    There’s an easy way to get there, and it’s even a built-in exception to 412, any evidence that shows she specifically wanted to do anything with him. 
    DCGG, the solution isn’t to bring in more stuff that isn’t relevant, instead the solution would be to fix 413 (or preferably get rid of it).
    Paco, obviously TC shouldn’t be allowed to make that argument.  DC should object and MJs should uphold that objection. It’s using 412 as a sword instead of a shield.

  21. G. Curvier says:

    Interesting commentary…I argued this case before ACCA and am hopeful that CAAF will give it a look in the fall. No matter which side of you fence you’re on, at least it’s interesting!

  22. k fischer says:

    re: Paco’s point
    I think that the defense counsel should request to reopen the case if that type of argument is made in order to rectify the panel being misled, and when the MJ denies the request, then the MJ should at least provide an instruction to disregard the argument and instruct the panel that the court previously granted the Government’s motion to suppress evidence of the complaining witness’s past sexual conduct.
    In a recent court-martial, the TC argued in closing that the accused could not produce any evidence that the complaining witness had any alcohol related offenses.  They were successful in suppressing two, or possibly three, alcohol related offenses.  We moved to reopen the case, and the MJ denied, but granted our motion to instruct the panel to disregard that argument and that the Court previously ruled that the complaining witness’s other alcohol related incidents were not admissible.  I think the members’ nods indicated they got what happened.

  23. stewie says:

    I think that’s fair and I’ve been on one significant retrial as DC where the government played that eating cake while having it role in suppressing evidence and then arguing “there’s no evidence” and the courts overturned it for that very reason.

  24. Phil Cave says:
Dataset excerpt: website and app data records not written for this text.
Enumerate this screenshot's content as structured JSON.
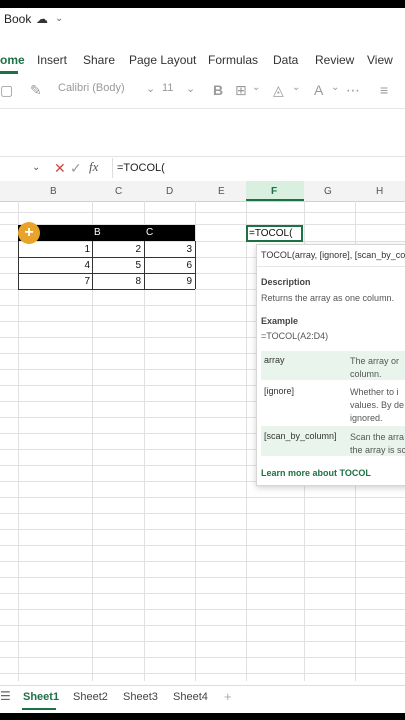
{
  "title": {
    "doc": "Book"
  },
  "ribbon": {
    "tabs": [
      "ome",
      "Insert",
      "Share",
      "Page Layout",
      "Formulas",
      "Data",
      "Review",
      "View"
    ]
  },
  "toolbar": {
    "font": "Calibri (Body)",
    "size": "11"
  },
  "formula_bar": {
    "content": "=TOCOL("
  },
  "grid": {
    "columns": [
      "B",
      "C",
      "D",
      "E",
      "F",
      "G",
      "H"
    ],
    "table": {
      "headers": [
        "B",
        "C"
      ],
      "rows": [
        [
          "1",
          "2",
          "3"
        ],
        [
          "4",
          "5",
          "6"
        ],
        [
          "7",
          "8",
          "9"
        ]
      ]
    },
    "active_cell_text": "=TOCOL("
  },
  "tooltip": {
    "signature": "TOCOL(array, [ignore], [scan_by_co",
    "description_heading": "Description",
    "description": "Returns the array as one column.",
    "example_heading": "Example",
    "example": "=TOCOL(A2:D4)",
    "args": [
      {
        "name": "array",
        "desc1": "The array or",
        "desc2": "column.",
        "desc3": ""
      },
      {
        "name": "[ignore]",
        "desc1": "Whether to i",
        "desc2": "values. By de",
        "desc3": "ignored."
      },
      {
        "name": "[scan_by_column]",
        "desc1": "Scan the arra",
        "desc2": "the array is sc",
        "desc3": ""
      }
    ],
    "link": "Learn more about TOCOL"
  },
  "sheets": [
    "Sheet1",
    "Sheet2",
    "Sheet3",
    "Sheet4"
  ],
  "add_sheet": "+",
  "colors": {
    "accent": "#1e7145"
  }
}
    @Paco & Stewie.
    That’s similar to what happened to me in Savala.  The gubmint kept out a prior allegation because the MJ didn’t believe it was sufficiently “false.”
    The gubmint then opened the door, and the MJ kept it closed.  Thus allowing the 412 to be a shield and “sword.”  I semi-lost at NMCCA, but CAAF found error that was not HBRD.
    The end result is that Savala got an OTH in lieu of retrial.  Thus, the gubmint’s, IMHO, gamesmanship lost them a case in a big way.  Something for the gubmint to consider.